## Directions
Keep each entry exactly as written when you repeat it, and skip the images.

## Dataset
= = = = = = =
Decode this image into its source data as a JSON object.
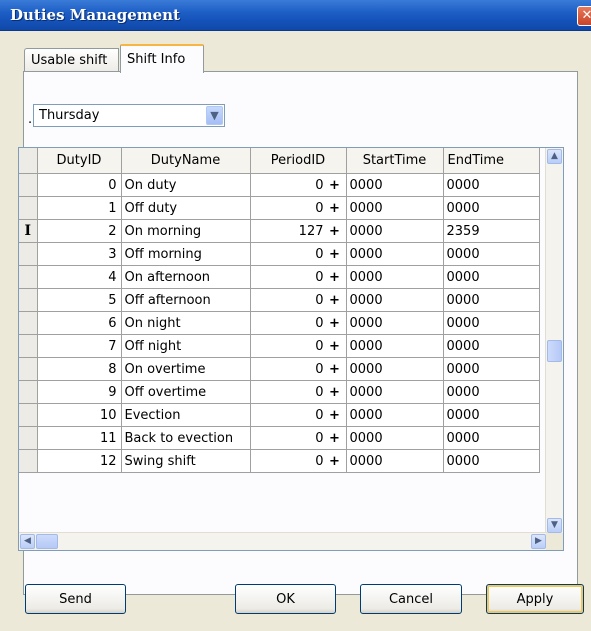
{
  "window": {
    "title": "Duties Management",
    "close_glyph": "✕"
  },
  "tabs": [
    {
      "label": "Usable shift",
      "active": false
    },
    {
      "label": "Shift Info",
      "active": true
    }
  ],
  "day_prefix": ".",
  "day_select": {
    "value": "Thursday"
  },
  "table": {
    "columns": [
      "DutyID",
      "DutyName",
      "PeriodID",
      "StartTime",
      "EndTime"
    ],
    "rows": [
      {
        "id": "0",
        "name": "On duty",
        "period": "0",
        "start": "0000",
        "end": "0000"
      },
      {
        "id": "1",
        "name": "Off duty",
        "period": "0",
        "start": "0000",
        "end": "0000"
      },
      {
        "id": "2",
        "name": "On morning",
        "period": "127",
        "start": "0000",
        "end": "2359"
      },
      {
        "id": "3",
        "name": "Off morning",
        "period": "0",
        "start": "0000",
        "end": "0000"
      },
      {
        "id": "4",
        "name": "On afternoon",
        "period": "0",
        "start": "0000",
        "end": "0000"
      },
      {
        "id": "5",
        "name": "Off afternoon",
        "period": "0",
        "start": "0000",
        "end": "0000"
      },
      {
        "id": "6",
        "name": "On night",
        "period": "0",
        "start": "0000",
        "end": "0000"
      },
      {
        "id": "7",
        "name": "Off night",
        "period": "0",
        "start": "0000",
        "end": "0000"
      },
      {
        "id": "8",
        "name": "On overtime",
        "period": "0",
        "start": "0000",
        "end": "0000"
      },
      {
        "id": "9",
        "name": "Off overtime",
        "period": "0",
        "start": "0000",
        "end": "0000"
      },
      {
        "id": "10",
        "name": "Evection",
        "period": "0",
        "start": "0000",
        "end": "0000"
      },
      {
        "id": "11",
        "name": "Back to evection",
        "period": "0",
        "start": "0000",
        "end": "0000"
      },
      {
        "id": "12",
        "name": "Swing shift",
        "period": "0",
        "start": "0000",
        "end": "0000"
      }
    ],
    "row_cursor_glyph": "I",
    "period_marker": "+"
  },
  "buttons": {
    "send": "Send",
    "ok": "OK",
    "cancel": "Cancel",
    "apply": "Apply"
  },
  "colors": {
    "title_bar": "#1e5fc6",
    "dialog_bg": "#ece9d8",
    "active_tab_accent": "#f7b643",
    "default_button_glow": "#f0c75d"
  }
}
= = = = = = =
## Answer space
Decode this image into its source data as a JSON object.
{
  "window": {
    "title": "Duties Management",
    "close_glyph": "✕"
  },
  "tabs": [
    {
      "label": "Usable shift",
      "active": false
    },
    {
      "label": "Shift Info",
      "active": true
    }
  ],
  "day_prefix": ".",
  "day_select": {
    "value": "Thursday"
  },
  "table": {
    "columns": [
      "DutyID",
      "DutyName",
      "PeriodID",
      "StartTime",
      "EndTime"
    ],
    "rows": [
      {
        "id": "0",
        "name": "On duty",
        "period": "0",
        "start": "0000",
        "end": "0000"
      },
      {
        "id": "1",
        "name": "Off duty",
        "period": "0",
        "start": "0000",
        "end": "0000"
      },
      {
        "id": "2",
        "name": "On morning",
        "period": "127",
        "start": "0000",
        "end": "2359"
      },
      {
        "id": "3",
        "name": "Off morning",
        "period": "0",
        "start": "0000",
        "end": "0000"
      },
      {
        "id": "4",
        "name": "On afternoon",
        "period": "0",
        "start": "0000",
        "end": "0000"
      },
      {
        "id": "5",
        "name": "Off afternoon",
        "period": "0",
        "start": "0000",
        "end": "0000"
      },
      {
        "id": "6",
        "name": "On night",
        "period": "0",
        "start": "0000",
        "end": "0000"
      },
      {
        "id": "7",
        "name": "Off night",
        "period": "0",
        "start": "0000",
        "end": "0000"
      },
      {
        "id": "8",
        "name": "On overtime",
        "period": "0",
        "start": "0000",
        "end": "0000"
      },
      {
        "id": "9",
        "name": "Off overtime",
        "period": "0",
        "start": "0000",
        "end": "0000"
      },
      {
        "id": "10",
        "name": "Evection",
        "period": "0",
        "start": "0000",
        "end": "0000"
      },
      {
        "id": "11",
        "name": "Back to evection",
        "period": "0",
        "start": "0000",
        "end": "0000"
      },
      {
        "id": "12",
        "name": "Swing shift",
        "period": "0",
        "start": "0000",
        "end": "0000"
      }
    ],
    "row_cursor_glyph": "I",
    "period_marker": "+"
  },
  "buttons": {
    "send": "Send",
    "ok": "OK",
    "cancel": "Cancel",
    "apply": "Apply"
  },
  "colors": {
    "title_bar": "#1e5fc6",
    "dialog_bg": "#ece9d8",
    "active_tab_accent": "#f7b643",
    "default_button_glow": "#f0c75d"
  }
}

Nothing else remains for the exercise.